By Toyin Akinosho
The Bankers’ Committee presented its thought-plan for the future of the National Theatre at the takeover of the precinct from the Nigerian government last Sunday.
The group, led by the Central Bank of Nigeria, had no masterplan yet, but a back- of- the- envelope idea of what it would cost to revamp the main features of the existing National Theatre Complex and develop its vast, lush wetlands property outside the main building.
That ballpark estimate is the ₦25Billion, split into ₦7Billion for “restoration and upgrade the National Theatre to its glory days” and ₦18Billion “for the development of the fallow land within the premises of the edifice”.
The 18-slide briefing had a prominent banner “SANEF Creatives Limited”, on the top left corner of every slide. The briefing also has, on the lower left of the concluding slide, a logo of Alitheia.
The word SANEF recalls the CBN founded Shared Agent Network Expansion Facilities (SANEF), which was incorporated in 2019 with the objective of accelerating financial inclusion in Nigeria.
It seems clear, that this vehicle, created to foster social inclusion in the country, is the means with which the Bankers want to promote investment in restoration of the National Theatre and development of a culture precinct around it.
Alitheia, meanwhile, is a Private Equity Fund, which describes itself “as a pioneering private equity fund that identifies, invests in, and grows SMEs led by gender-diverse teams to achieve solid financial returns and tangible social impact for communities in Africa”.
It says that from its offices in Lagos and Johannesburg, it “invests in six countries: Nigeria, South Africa, Ghana, Zambia, Zimbabwe and Lesotho.
“We invest in sectors that engage a significant percentage of women, either as entrepreneurs, producers, distributors or consumers. Some of these sectors are: Agribusiness, Consumer Goods, Health, Education, Creative Industries, and Financial and Business services”.
The last of the Bankers Committee’s 18 slides indicates clearly that the feasibility study for what’s to be done is only going to start when the hand over is completed
It talks of:
- Project Steering/Project Technical committees inaugurated and commence function
- Consultants – Completion of detailed evaluation and documentation development.
- SANEF/Consultants – Technical and Financial evaluations, recommendations, negotiations, approvals and engagement
The glitzy presentation was preceded by a short speech by the Minister of Information, Tourism and Culture, which provided a general overview of the restoration work, but provided very little in terms of details of tenancy and tenure.
“This iconic National Theatre remains a national heritage”, said Lai Mohammed, the minister. “It will not be ceded to any person or group, as some have chosen to frame what we are doing here today”.
He described the partnership as a Public Private one and the project as The Lagos Creative and Entertainment Centre Project.

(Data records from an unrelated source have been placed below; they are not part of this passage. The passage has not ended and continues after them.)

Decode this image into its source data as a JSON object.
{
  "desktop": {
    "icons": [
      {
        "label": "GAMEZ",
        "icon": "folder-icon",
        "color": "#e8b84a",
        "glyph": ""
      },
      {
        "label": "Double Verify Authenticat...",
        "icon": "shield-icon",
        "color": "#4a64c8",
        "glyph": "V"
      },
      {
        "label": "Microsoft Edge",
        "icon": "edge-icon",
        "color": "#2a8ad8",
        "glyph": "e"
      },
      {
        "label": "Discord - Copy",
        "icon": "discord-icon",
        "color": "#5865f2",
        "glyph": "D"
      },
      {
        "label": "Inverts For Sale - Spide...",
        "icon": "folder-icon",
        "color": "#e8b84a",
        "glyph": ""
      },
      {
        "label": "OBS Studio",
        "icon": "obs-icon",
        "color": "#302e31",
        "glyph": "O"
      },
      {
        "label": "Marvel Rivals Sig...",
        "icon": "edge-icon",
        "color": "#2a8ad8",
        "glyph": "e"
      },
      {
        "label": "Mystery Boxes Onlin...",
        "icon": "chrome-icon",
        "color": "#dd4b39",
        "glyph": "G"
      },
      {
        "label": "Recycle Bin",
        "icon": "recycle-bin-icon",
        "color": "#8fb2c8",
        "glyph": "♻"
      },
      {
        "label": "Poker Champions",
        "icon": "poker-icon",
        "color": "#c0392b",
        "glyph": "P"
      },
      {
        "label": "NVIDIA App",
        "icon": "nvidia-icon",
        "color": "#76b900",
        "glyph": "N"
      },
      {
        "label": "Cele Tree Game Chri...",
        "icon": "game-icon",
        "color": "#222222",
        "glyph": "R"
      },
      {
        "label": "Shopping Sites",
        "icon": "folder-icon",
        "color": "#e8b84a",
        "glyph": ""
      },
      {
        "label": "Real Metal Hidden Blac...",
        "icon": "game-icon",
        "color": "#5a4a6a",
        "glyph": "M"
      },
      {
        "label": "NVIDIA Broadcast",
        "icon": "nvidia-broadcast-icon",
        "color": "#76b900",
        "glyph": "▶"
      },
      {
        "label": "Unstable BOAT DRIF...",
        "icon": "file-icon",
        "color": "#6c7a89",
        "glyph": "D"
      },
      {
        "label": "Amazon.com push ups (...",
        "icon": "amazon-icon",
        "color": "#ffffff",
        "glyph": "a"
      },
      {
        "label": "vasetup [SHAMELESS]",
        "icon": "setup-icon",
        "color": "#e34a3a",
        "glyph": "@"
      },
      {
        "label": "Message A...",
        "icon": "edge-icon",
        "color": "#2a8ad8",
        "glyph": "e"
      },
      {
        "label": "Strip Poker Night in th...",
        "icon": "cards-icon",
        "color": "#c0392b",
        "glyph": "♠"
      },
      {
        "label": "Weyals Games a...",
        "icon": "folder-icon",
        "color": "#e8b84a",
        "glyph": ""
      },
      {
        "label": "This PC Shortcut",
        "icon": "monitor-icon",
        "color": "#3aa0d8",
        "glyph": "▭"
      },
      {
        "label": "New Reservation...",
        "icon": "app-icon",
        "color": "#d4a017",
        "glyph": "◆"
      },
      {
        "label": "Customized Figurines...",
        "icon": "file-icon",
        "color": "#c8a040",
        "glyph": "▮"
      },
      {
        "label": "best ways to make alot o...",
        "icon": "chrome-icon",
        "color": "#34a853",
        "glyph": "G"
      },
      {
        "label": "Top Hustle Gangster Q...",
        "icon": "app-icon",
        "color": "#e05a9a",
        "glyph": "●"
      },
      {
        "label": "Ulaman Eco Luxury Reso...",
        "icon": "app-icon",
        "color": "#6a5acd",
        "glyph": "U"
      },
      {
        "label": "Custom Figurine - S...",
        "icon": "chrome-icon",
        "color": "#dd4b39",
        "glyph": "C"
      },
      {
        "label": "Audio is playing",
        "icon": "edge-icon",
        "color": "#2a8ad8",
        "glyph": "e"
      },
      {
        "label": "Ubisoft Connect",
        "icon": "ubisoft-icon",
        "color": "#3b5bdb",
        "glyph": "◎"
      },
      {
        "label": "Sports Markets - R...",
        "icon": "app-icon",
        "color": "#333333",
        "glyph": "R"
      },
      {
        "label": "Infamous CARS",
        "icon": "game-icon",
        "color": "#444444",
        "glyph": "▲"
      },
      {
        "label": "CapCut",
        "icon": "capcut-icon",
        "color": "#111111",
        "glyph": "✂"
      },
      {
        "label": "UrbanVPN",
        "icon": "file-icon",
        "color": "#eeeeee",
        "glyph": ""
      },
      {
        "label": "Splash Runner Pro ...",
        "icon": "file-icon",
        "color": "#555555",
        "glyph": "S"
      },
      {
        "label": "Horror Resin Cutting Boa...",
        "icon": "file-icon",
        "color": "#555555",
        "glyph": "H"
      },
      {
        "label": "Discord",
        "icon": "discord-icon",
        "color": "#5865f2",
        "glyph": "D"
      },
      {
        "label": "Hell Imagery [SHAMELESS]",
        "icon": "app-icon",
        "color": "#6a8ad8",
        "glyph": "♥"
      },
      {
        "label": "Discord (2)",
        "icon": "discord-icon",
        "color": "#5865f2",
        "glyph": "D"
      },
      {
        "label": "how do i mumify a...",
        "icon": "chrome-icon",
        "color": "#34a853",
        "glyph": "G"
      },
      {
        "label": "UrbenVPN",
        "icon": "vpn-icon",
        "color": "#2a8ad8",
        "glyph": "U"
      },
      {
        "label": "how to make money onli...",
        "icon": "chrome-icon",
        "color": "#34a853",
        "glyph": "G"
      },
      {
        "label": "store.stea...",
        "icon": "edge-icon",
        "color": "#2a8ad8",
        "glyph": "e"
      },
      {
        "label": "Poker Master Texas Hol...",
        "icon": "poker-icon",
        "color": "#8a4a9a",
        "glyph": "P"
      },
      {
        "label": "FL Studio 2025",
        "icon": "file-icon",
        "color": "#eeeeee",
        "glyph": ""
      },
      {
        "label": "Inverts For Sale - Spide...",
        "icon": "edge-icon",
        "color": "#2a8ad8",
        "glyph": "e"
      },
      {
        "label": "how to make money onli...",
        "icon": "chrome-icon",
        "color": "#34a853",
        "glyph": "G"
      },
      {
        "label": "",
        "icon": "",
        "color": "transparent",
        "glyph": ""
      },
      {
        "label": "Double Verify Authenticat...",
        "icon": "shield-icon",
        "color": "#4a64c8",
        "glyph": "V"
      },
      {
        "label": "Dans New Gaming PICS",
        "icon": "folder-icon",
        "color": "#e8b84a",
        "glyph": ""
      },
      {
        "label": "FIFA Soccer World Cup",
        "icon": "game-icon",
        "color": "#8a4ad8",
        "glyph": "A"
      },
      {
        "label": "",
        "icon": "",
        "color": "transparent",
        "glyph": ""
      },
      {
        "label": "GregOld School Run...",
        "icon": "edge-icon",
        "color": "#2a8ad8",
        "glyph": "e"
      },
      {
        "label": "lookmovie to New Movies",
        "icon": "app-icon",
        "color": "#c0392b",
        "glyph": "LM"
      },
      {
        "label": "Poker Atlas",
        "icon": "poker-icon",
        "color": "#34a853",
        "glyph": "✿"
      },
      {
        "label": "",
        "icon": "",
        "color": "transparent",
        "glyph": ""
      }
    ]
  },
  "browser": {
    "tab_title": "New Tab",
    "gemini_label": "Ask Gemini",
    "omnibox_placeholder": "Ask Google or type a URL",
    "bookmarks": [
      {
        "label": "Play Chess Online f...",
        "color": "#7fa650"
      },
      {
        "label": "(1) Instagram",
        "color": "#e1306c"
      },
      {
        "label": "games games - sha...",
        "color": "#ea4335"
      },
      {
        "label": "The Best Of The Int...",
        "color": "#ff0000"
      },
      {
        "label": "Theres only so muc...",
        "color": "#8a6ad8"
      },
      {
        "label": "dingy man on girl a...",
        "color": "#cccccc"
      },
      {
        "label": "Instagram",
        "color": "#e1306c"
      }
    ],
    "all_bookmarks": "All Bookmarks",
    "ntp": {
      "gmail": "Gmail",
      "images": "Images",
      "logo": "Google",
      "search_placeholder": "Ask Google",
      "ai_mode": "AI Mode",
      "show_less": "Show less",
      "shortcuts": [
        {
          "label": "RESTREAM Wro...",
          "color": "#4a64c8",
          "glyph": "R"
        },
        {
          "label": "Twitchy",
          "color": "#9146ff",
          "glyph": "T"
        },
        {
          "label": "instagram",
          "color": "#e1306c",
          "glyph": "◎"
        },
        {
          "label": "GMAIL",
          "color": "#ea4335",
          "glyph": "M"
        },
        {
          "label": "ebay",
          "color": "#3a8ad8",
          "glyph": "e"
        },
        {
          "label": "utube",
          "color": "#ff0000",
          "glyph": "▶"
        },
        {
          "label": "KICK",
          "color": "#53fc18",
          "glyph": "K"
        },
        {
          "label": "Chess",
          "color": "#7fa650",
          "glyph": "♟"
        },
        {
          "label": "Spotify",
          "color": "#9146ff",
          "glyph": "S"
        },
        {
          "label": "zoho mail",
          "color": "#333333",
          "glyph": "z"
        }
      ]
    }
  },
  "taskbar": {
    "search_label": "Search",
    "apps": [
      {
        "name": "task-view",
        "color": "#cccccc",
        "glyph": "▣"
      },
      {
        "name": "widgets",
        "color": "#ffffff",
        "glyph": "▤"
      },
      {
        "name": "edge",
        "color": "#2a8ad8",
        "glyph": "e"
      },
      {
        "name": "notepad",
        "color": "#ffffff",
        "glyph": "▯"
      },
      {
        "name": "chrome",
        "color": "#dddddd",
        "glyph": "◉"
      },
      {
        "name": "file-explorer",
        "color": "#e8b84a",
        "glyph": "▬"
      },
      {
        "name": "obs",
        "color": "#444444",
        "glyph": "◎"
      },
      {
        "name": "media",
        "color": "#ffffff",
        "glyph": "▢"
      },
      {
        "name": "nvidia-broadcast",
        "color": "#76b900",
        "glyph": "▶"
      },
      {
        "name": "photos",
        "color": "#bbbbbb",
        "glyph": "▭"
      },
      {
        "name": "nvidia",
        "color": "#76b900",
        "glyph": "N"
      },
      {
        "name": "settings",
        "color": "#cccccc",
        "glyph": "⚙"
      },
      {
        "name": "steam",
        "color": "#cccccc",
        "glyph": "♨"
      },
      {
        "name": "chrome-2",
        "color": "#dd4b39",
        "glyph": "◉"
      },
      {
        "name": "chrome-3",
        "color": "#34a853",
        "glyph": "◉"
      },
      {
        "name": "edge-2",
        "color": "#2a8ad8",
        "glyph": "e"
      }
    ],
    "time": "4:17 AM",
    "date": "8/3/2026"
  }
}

The first phase of what the Bankers would do is to “restore the National Theatre to its glory days and make it the go-to place for blockbuster shows again”, the government speech explained. This would include
Upgrade of the theatres (The main halls and cinema halls, conference and banquet halls, press hall and the bar; Installation of new seats, upgrade of the sanitary facilities, lifts, acoustics and specialist lightings, air conditioning, lighting, other power and revamp of the plumbing works.
The project’s second phase is the buildup of the so-called fallow lands outside the complex.
It will involve the creation and implementation of a detailed master plan for the site adjoining the National Theatre.
The interpretation: there is not yet a masterplan for the fallow lands.
The following work programme, from the minister’s speech, is then just a thought plan:
- Development of purpose-built clusters to provide world class facilities for Nigeria’s Creative Industry. The new centre will comprise hubs for: Fashion, Music, Film and Information and Technology(IT) hub.
- These creative clusters will be supported by other facilities, including multi-storey parking to accommodate an additional 1,000 cars, a Visitors’ Welcome Centre which will house commercial and retail facilities, as well as administration and management offices, among others.
“Both phases will be connected by carefully curated soft and hard landscape areas as well as waterways, providing an excellent semi and outdoors spaces for community use and entertainment, including an amphi-theatre. – Installation of new infrastructure (roads and services mains) and upgrade of the existing ones”, the minister said.